If implemented successfully, benefits of GPP can be manifold. Obviously, one would expect environmental benefits, as well as benefits to public health e.g. if standards affect agricultural products through quality upgrading or if production processes and transport modes are enforced, which improve air quality.

Short-term economic benefits could arise if GPP allows new entrants to the market of eco-technology. Regarding the products themselves, the EU argues for economic benefits when costs along the product’s life cycle (i.e. including recycling, reuse and disposal, are accounted for.

Among other best practices, the European Commission highlighted the achievements of the EcoBuy Programm of the City of Vienna.

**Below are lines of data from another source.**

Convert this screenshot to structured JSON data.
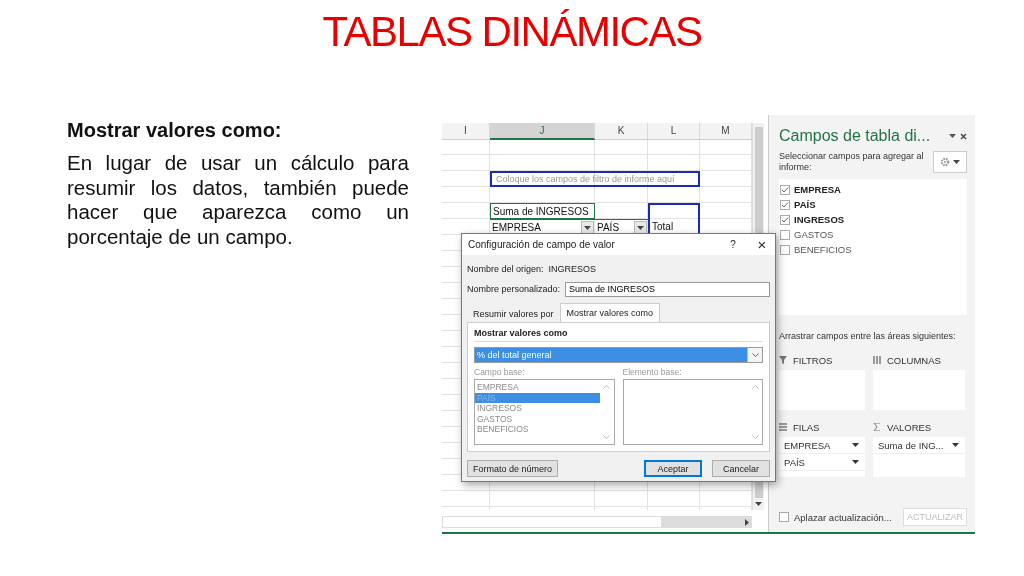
{
  "slide": {
    "title": "TABLAS DINÁMICAS",
    "heading": "Mostrar valores como:",
    "body": "En lugar de usar un cálculo para resumir los datos, también puede hacer que aparezca como un porcentaje de un campo."
  },
  "sheet": {
    "columns": [
      {
        "label": "I",
        "selected": false
      },
      {
        "label": "J",
        "selected": true
      },
      {
        "label": "K",
        "selected": false
      },
      {
        "label": "L",
        "selected": false
      },
      {
        "label": "M",
        "selected": false
      }
    ],
    "filter_placeholder": "Coloque los campos de filtro de informe aquí",
    "value_label": "Suma de INGRESOS",
    "row_headers": [
      {
        "label": "EMPRESA"
      },
      {
        "label": "PAÍS"
      }
    ],
    "total_label": "Total"
  },
  "dialog": {
    "title": "Configuración de campo de valor",
    "help": "?",
    "close": "×",
    "source_label": "Nombre del origen:",
    "source_value": "INGRESOS",
    "custom_name_label": "Nombre personalizado:",
    "custom_name_value": "Suma de INGRESOS",
    "tabs": [
      {
        "label": "Resumir valores por",
        "selected": false
      },
      {
        "label": "Mostrar valores como",
        "selected": true
      }
    ],
    "section_title": "Mostrar valores como",
    "calculation": "% del total general",
    "base_field_label": "Campo base:",
    "base_fields_disabled": true,
    "base_fields": [
      {
        "label": "EMPRESA",
        "selected": false
      },
      {
        "label": "PAÍS",
        "selected": true
      },
      {
        "label": "INGRESOS",
        "selected": false
      },
      {
        "label": "GASTOS",
        "selected": false
      },
      {
        "label": "BENEFICIOS",
        "selected": false
      }
    ],
    "base_item_label": "Elemento base:",
    "buttons": [
      {
        "label": "Formato de número",
        "kind": "plain"
      },
      {
        "label": "Aceptar",
        "kind": "default"
      },
      {
        "label": "Cancelar",
        "kind": "plain"
      }
    ]
  },
  "pane": {
    "title": "Campos de tabla di...",
    "subtitle": "Seleccionar campos para agregar al informe:",
    "fields": [
      {
        "label": "EMPRESA",
        "checked": true
      },
      {
        "label": "PAÍS",
        "checked": true
      },
      {
        "label": "INGRESOS",
        "checked": true
      },
      {
        "label": "GASTOS",
        "checked": false
      },
      {
        "label": "BENEFICIOS",
        "checked": false
      }
    ],
    "areas_hint": "Arrastrar campos entre las áreas siguientes:",
    "areas": [
      {
        "kind": "filters",
        "label": "FILTROS"
      },
      {
        "kind": "columns",
        "label": "COLUMNAS"
      },
      {
        "kind": "rows",
        "label": "FILAS",
        "items": [
          "EMPRESA",
          "PAÍS"
        ]
      },
      {
        "kind": "values",
        "label": "VALORES",
        "items": [
          "Suma de ING..."
        ]
      }
    ],
    "defer": {
      "label": "Aplazar actualización...",
      "checked": false
    },
    "update_button": {
      "label": "ACTUALIZAR",
      "disabled": true
    }
  }
}
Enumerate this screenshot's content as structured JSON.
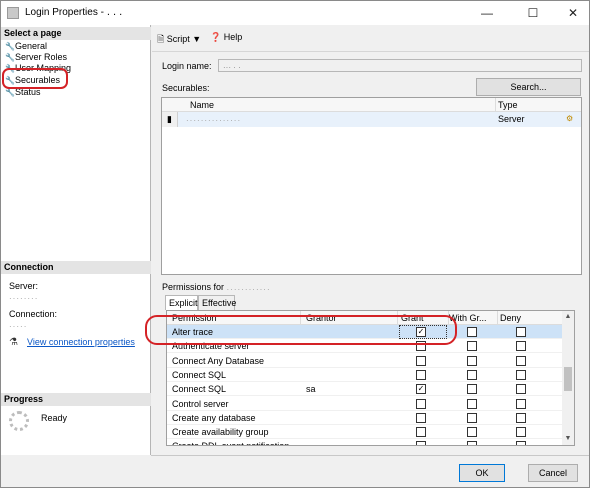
{
  "window": {
    "title": "Login Properties - ․ ․ ․"
  },
  "left_pane": {
    "select_page_header": "Select a page",
    "pages": [
      {
        "label": "General",
        "icon": "wrench-icon",
        "selected": false
      },
      {
        "label": "Server Roles",
        "icon": "wrench-icon",
        "selected": false
      },
      {
        "label": "User Mapping",
        "icon": "wrench-icon",
        "selected": false
      },
      {
        "label": "Securables",
        "icon": "wrench-icon",
        "selected": true
      },
      {
        "label": "Status",
        "icon": "wrench-icon",
        "selected": false
      }
    ],
    "connection_header": "Connection",
    "server_label": "Server:",
    "server_value": "․․․․․․․․",
    "connection_label": "Connection:",
    "connection_value": "․․․․․",
    "view_link": "View connection properties",
    "progress_header": "Progress",
    "progress_status": "Ready"
  },
  "toolbar": {
    "script_label": "Script",
    "help_label": "Help"
  },
  "main": {
    "login_name_label": "Login name:",
    "login_name_value": "․․․ ․ ․",
    "securables_label": "Securables:",
    "search_button": "Search...",
    "securables_columns": [
      "Name",
      "Type"
    ],
    "securables_rows": [
      {
        "name": "․․․․․․․․․․․․․․․",
        "type": "Server"
      }
    ],
    "permissions_for_label": "Permissions for",
    "permissions_for_value": "․․․․․․․․․․․․",
    "tabs": [
      "Explicit",
      "Effective"
    ],
    "permission_columns": [
      "Permission",
      "Grantor",
      "Grant",
      "With Gr...",
      "Deny"
    ],
    "permissions": [
      {
        "name": "Alter trace",
        "grantor": "",
        "grant": true,
        "with_grant": false,
        "deny": false,
        "selected": true
      },
      {
        "name": "Authenticate server",
        "grantor": "",
        "grant": false,
        "with_grant": false,
        "deny": false
      },
      {
        "name": "Connect Any Database",
        "grantor": "",
        "grant": false,
        "with_grant": false,
        "deny": false
      },
      {
        "name": "Connect SQL",
        "grantor": "",
        "grant": false,
        "with_grant": false,
        "deny": false
      },
      {
        "name": "Connect SQL",
        "grantor": "sa",
        "grant": true,
        "with_grant": false,
        "deny": false
      },
      {
        "name": "Control server",
        "grantor": "",
        "grant": false,
        "with_grant": false,
        "deny": false
      },
      {
        "name": "Create any database",
        "grantor": "",
        "grant": false,
        "with_grant": false,
        "deny": false
      },
      {
        "name": "Create availability group",
        "grantor": "",
        "grant": false,
        "with_grant": false,
        "deny": false
      },
      {
        "name": "Create DDL event notification",
        "grantor": "",
        "grant": false,
        "with_grant": false,
        "deny": false
      }
    ]
  },
  "footer": {
    "ok_label": "OK",
    "cancel_label": "Cancel"
  },
  "colors": {
    "highlight_red": "#d42226",
    "link_blue": "#0b57c6",
    "selection_blue": "#cde2f7"
  }
}
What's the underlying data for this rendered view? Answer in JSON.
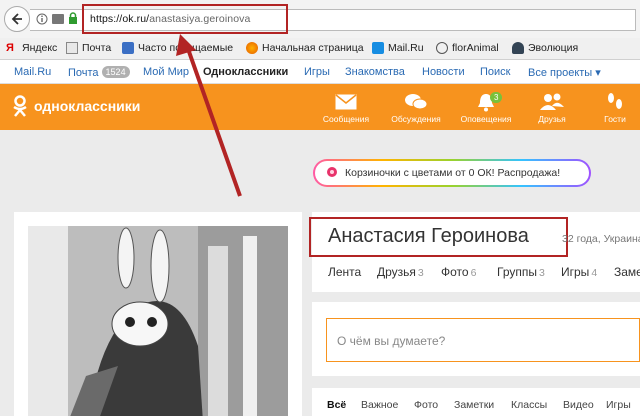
{
  "browser": {
    "url_domain": "https://ok.ru/",
    "url_path": "anastasiya.geroinova",
    "bookmarks": [
      "Яндекс",
      "Почта",
      "Часто посещаемые",
      "Начальная страница",
      "Mail.Ru",
      "florAnimal",
      "Эволюция"
    ]
  },
  "mailru_bar": {
    "links": [
      "Mail.Ru",
      "Почта",
      "Мой Мир",
      "Одноклассники",
      "Игры",
      "Знакомства",
      "Новости",
      "Поиск",
      "Все проекты ▾"
    ],
    "mail_count": "1524"
  },
  "ok_header": {
    "logo": "одноклассники",
    "nav": [
      "Сообщения",
      "Обсуждения",
      "Оповещения",
      "Друзья",
      "Гости"
    ],
    "notifications_badge": "3"
  },
  "promo": {
    "text": "Корзиночки с цветами от 0 ОК! Распродажа!"
  },
  "profile": {
    "name": "Анастасия Героинова",
    "age_city": "32 года, Украина",
    "tabs": [
      {
        "label": "Лента",
        "count": ""
      },
      {
        "label": "Друзья",
        "count": "3"
      },
      {
        "label": "Фото",
        "count": "6"
      },
      {
        "label": "Группы",
        "count": "3"
      },
      {
        "label": "Игры",
        "count": "4"
      },
      {
        "label": "Замет",
        "count": ""
      }
    ]
  },
  "post": {
    "placeholder": "О чём вы думаете?"
  },
  "feed_tabs": [
    "Всё",
    "Важное",
    "Фото",
    "Заметки",
    "Классы",
    "Видео",
    "Игры"
  ],
  "colors": {
    "ok_orange": "#f7931e",
    "highlight_red": "#b22424",
    "link_blue": "#2a6ab3"
  }
}
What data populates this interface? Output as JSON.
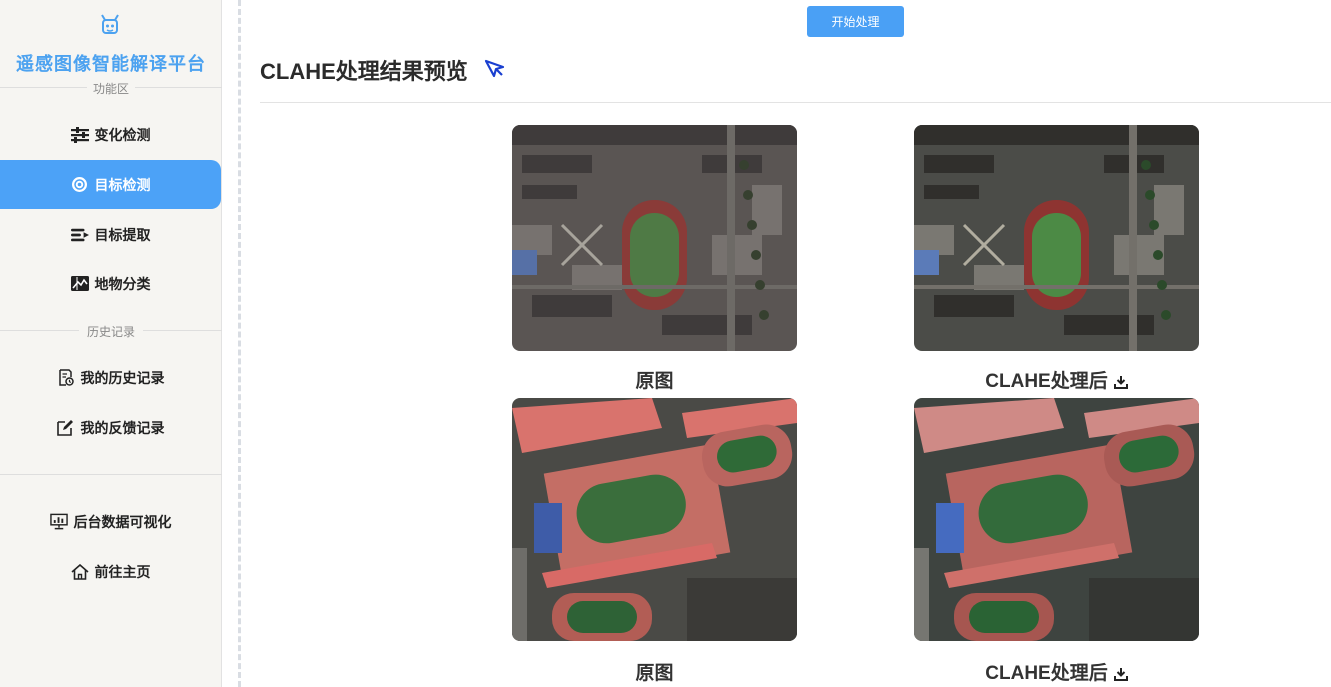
{
  "sidebar": {
    "brand": "遥感图像智能解译平台",
    "section_function": "功能区",
    "section_history": "历史记录",
    "items": [
      {
        "label": "变化检测",
        "icon": "sliders-icon",
        "active": false
      },
      {
        "label": "目标检测",
        "icon": "target-icon",
        "active": true
      },
      {
        "label": "目标提取",
        "icon": "extract-icon",
        "active": false
      },
      {
        "label": "地物分类",
        "icon": "map-icon",
        "active": false
      }
    ],
    "history_items": [
      {
        "label": "我的历史记录",
        "icon": "history-doc-icon"
      },
      {
        "label": "我的反馈记录",
        "icon": "edit-icon"
      }
    ],
    "bottom_items": [
      {
        "label": "后台数据可视化",
        "icon": "monitor-chart-icon"
      },
      {
        "label": "前往主页",
        "icon": "home-icon"
      }
    ]
  },
  "main": {
    "start_button": "开始处理",
    "title": "CLAHE处理结果预览",
    "rows": [
      {
        "original_caption": "原图",
        "processed_caption": "CLAHE处理后"
      },
      {
        "original_caption": "原图",
        "processed_caption": "CLAHE处理后"
      }
    ]
  },
  "colors": {
    "accent": "#4ca2f7",
    "brand_text": "#4ca2f0",
    "sidebar_bg": "#f6f5f2"
  }
}
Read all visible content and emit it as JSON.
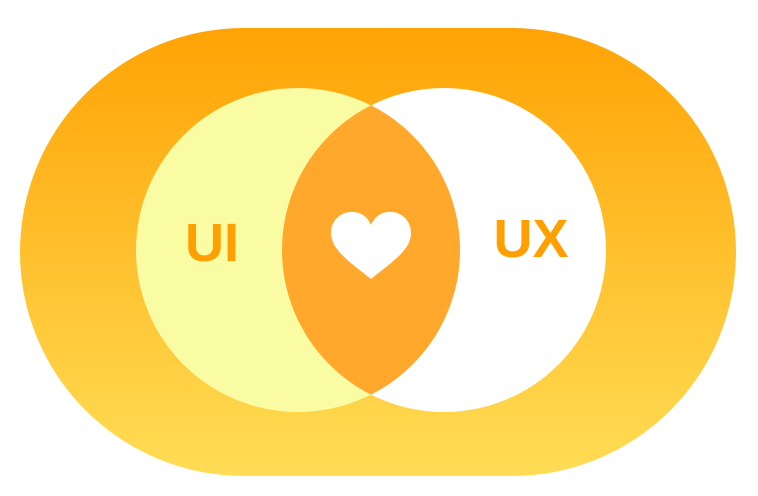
{
  "diagram": {
    "left_circle_label": "UI",
    "right_circle_label": "UX",
    "intersection_icon": "heart-icon"
  },
  "colors": {
    "outer_gradient_top": "#FFA305",
    "outer_gradient_bottom": "#FFDD55",
    "left_circle_fill": "#FAFCA4",
    "right_circle_fill": "#FFFFFF",
    "intersection_fill": "#FFA82B",
    "label_color": "#FFA000",
    "heart_color": "#FFFFFF"
  }
}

An assessment of its program in 2014 showed, e.g. that the annual savings of the program amount to approximately 15,000 tons of CO2 emissions per year, 4,000 kg of harmful solvents through environmentally friendly building products and 1.5 million EUR by supporting the use of energy efficient appliances and building technologies.

However, GPP is a voluntary instrument and its take-up by more public authorities still remains a challenge.

Seminar in International Economics: 16 February 2017

Vera Danilina from the Aix-Marseille School of Economics (AMSE) devoted her PhD studies to the analysis of voluntary environmental regulation. On Thursday, 16 February 2017, she will present a paper on green public procurement and its welfare effects, co-authored with Federico Trionfetti  (AMSE, CNRS, EHESS), and will provide us with policy recommendations.

We kindly ask for registration to the event. Participation is free of charge.